# Instructions for the task:
What you return must match the records word for word, except that images are dropped.

Dataset rows describing interfaces
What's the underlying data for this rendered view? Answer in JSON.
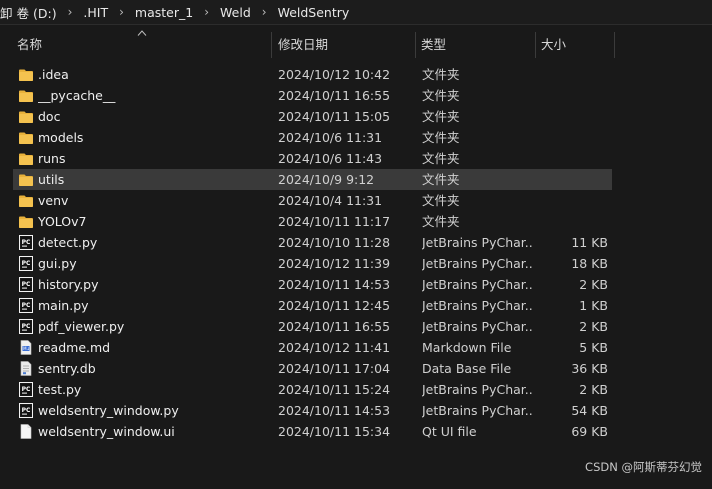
{
  "breadcrumb": [
    "卷 (D:)",
    ".HIT",
    "master_1",
    "Weld",
    "WeldSentry"
  ],
  "breadcrumb_prefix": "卸",
  "columns": {
    "name": "名称",
    "date": "修改日期",
    "type": "类型",
    "size": "大小"
  },
  "files": [
    {
      "name": ".idea",
      "date": "2024/10/12 10:42",
      "type": "文件夹",
      "size": "",
      "icon": "folder-icon"
    },
    {
      "name": "__pycache__",
      "date": "2024/10/11 16:55",
      "type": "文件夹",
      "size": "",
      "icon": "folder-icon"
    },
    {
      "name": "doc",
      "date": "2024/10/11 15:05",
      "type": "文件夹",
      "size": "",
      "icon": "folder-icon"
    },
    {
      "name": "models",
      "date": "2024/10/6 11:31",
      "type": "文件夹",
      "size": "",
      "icon": "folder-icon"
    },
    {
      "name": "runs",
      "date": "2024/10/6 11:43",
      "type": "文件夹",
      "size": "",
      "icon": "folder-icon"
    },
    {
      "name": "utils",
      "date": "2024/10/9 9:12",
      "type": "文件夹",
      "size": "",
      "icon": "folder-icon",
      "selected": true
    },
    {
      "name": "venv",
      "date": "2024/10/4 11:31",
      "type": "文件夹",
      "size": "",
      "icon": "folder-icon"
    },
    {
      "name": "YOLOv7",
      "date": "2024/10/11 11:17",
      "type": "文件夹",
      "size": "",
      "icon": "folder-icon"
    },
    {
      "name": "detect.py",
      "date": "2024/10/10 11:28",
      "type": "JetBrains PyChar...",
      "size": "11 KB",
      "icon": "pycharm-file-icon"
    },
    {
      "name": "gui.py",
      "date": "2024/10/12 11:39",
      "type": "JetBrains PyChar...",
      "size": "18 KB",
      "icon": "pycharm-file-icon"
    },
    {
      "name": "history.py",
      "date": "2024/10/11 14:53",
      "type": "JetBrains PyChar...",
      "size": "2 KB",
      "icon": "pycharm-file-icon"
    },
    {
      "name": "main.py",
      "date": "2024/10/11 12:45",
      "type": "JetBrains PyChar...",
      "size": "1 KB",
      "icon": "pycharm-file-icon"
    },
    {
      "name": "pdf_viewer.py",
      "date": "2024/10/11 16:55",
      "type": "JetBrains PyChar...",
      "size": "2 KB",
      "icon": "pycharm-file-icon"
    },
    {
      "name": "readme.md",
      "date": "2024/10/12 11:41",
      "type": "Markdown File",
      "size": "5 KB",
      "icon": "markdown-file-icon"
    },
    {
      "name": "sentry.db",
      "date": "2024/10/11 17:04",
      "type": "Data Base File",
      "size": "36 KB",
      "icon": "database-file-icon"
    },
    {
      "name": "test.py",
      "date": "2024/10/11 15:24",
      "type": "JetBrains PyChar...",
      "size": "2 KB",
      "icon": "pycharm-file-icon"
    },
    {
      "name": "weldsentry_window.py",
      "date": "2024/10/11 14:53",
      "type": "JetBrains PyChar...",
      "size": "54 KB",
      "icon": "pycharm-file-icon"
    },
    {
      "name": "weldsentry_window.ui",
      "date": "2024/10/11 15:34",
      "type": "Qt UI file",
      "size": "69 KB",
      "icon": "blank-file-icon"
    }
  ],
  "watermark": "CSDN @阿斯蒂芬幻觉",
  "colors": {
    "background": "#191919",
    "selected_row": "#3a3a3a",
    "folder": "#e8b13b",
    "pycharm_icon": "#f2f2f2"
  }
}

# Answer below:
What's the underlying data for this rendered view? Answer in JSON.
{
  "breadcrumb": [
    "卷 (D:)",
    ".HIT",
    "master_1",
    "Weld",
    "WeldSentry"
  ],
  "breadcrumb_prefix": "卸",
  "columns": {
    "name": "名称",
    "date": "修改日期",
    "type": "类型",
    "size": "大小"
  },
  "files": [
    {
      "name": ".idea",
      "date": "2024/10/12 10:42",
      "type": "文件夹",
      "size": "",
      "icon": "folder-icon"
    },
    {
      "name": "__pycache__",
      "date": "2024/10/11 16:55",
      "type": "文件夹",
      "size": "",
      "icon": "folder-icon"
    },
    {
      "name": "doc",
      "date": "2024/10/11 15:05",
      "type": "文件夹",
      "size": "",
      "icon": "folder-icon"
    },
    {
      "name": "models",
      "date": "2024/10/6 11:31",
      "type": "文件夹",
      "size": "",
      "icon": "folder-icon"
    },
    {
      "name": "runs",
      "date": "2024/10/6 11:43",
      "type": "文件夹",
      "size": "",
      "icon": "folder-icon"
    },
    {
      "name": "utils",
      "date": "2024/10/9 9:12",
      "type": "文件夹",
      "size": "",
      "icon": "folder-icon",
      "selected": true
    },
    {
      "name": "venv",
      "date": "2024/10/4 11:31",
      "type": "文件夹",
      "size": "",
      "icon": "folder-icon"
    },
    {
      "name": "YOLOv7",
      "date": "2024/10/11 11:17",
      "type": "文件夹",
      "size": "",
      "icon": "folder-icon"
    },
    {
      "name": "detect.py",
      "date": "2024/10/10 11:28",
      "type": "JetBrains PyChar...",
      "size": "11 KB",
      "icon": "pycharm-file-icon"
    },
    {
      "name": "gui.py",
      "date": "2024/10/12 11:39",
      "type": "JetBrains PyChar...",
      "size": "18 KB",
      "icon": "pycharm-file-icon"
    },
    {
      "name": "history.py",
      "date": "2024/10/11 14:53",
      "type": "JetBrains PyChar...",
      "size": "2 KB",
      "icon": "pycharm-file-icon"
    },
    {
      "name": "main.py",
      "date": "2024/10/11 12:45",
      "type": "JetBrains PyChar...",
      "size": "1 KB",
      "icon": "pycharm-file-icon"
    },
    {
      "name": "pdf_viewer.py",
      "date": "2024/10/11 16:55",
      "type": "JetBrains PyChar...",
      "size": "2 KB",
      "icon": "pycharm-file-icon"
    },
    {
      "name": "readme.md",
      "date": "2024/10/12 11:41",
      "type": "Markdown File",
      "size": "5 KB",
      "icon": "markdown-file-icon"
    },
    {
      "name": "sentry.db",
      "date": "2024/10/11 17:04",
      "type": "Data Base File",
      "size": "36 KB",
      "icon": "database-file-icon"
    },
    {
      "name": "test.py",
      "date": "2024/10/11 15:24",
      "type": "JetBrains PyChar...",
      "size": "2 KB",
      "icon": "pycharm-file-icon"
    },
    {
      "name": "weldsentry_window.py",
      "date": "2024/10/11 14:53",
      "type": "JetBrains PyChar...",
      "size": "54 KB",
      "icon": "pycharm-file-icon"
    },
    {
      "name": "weldsentry_window.ui",
      "date": "2024/10/11 15:34",
      "type": "Qt UI file",
      "size": "69 KB",
      "icon": "blank-file-icon"
    }
  ],
  "watermark": "CSDN @阿斯蒂芬幻觉",
  "colors": {
    "background": "#191919",
    "selected_row": "#3a3a3a",
    "folder": "#e8b13b",
    "pycharm_icon": "#f2f2f2"
  }
}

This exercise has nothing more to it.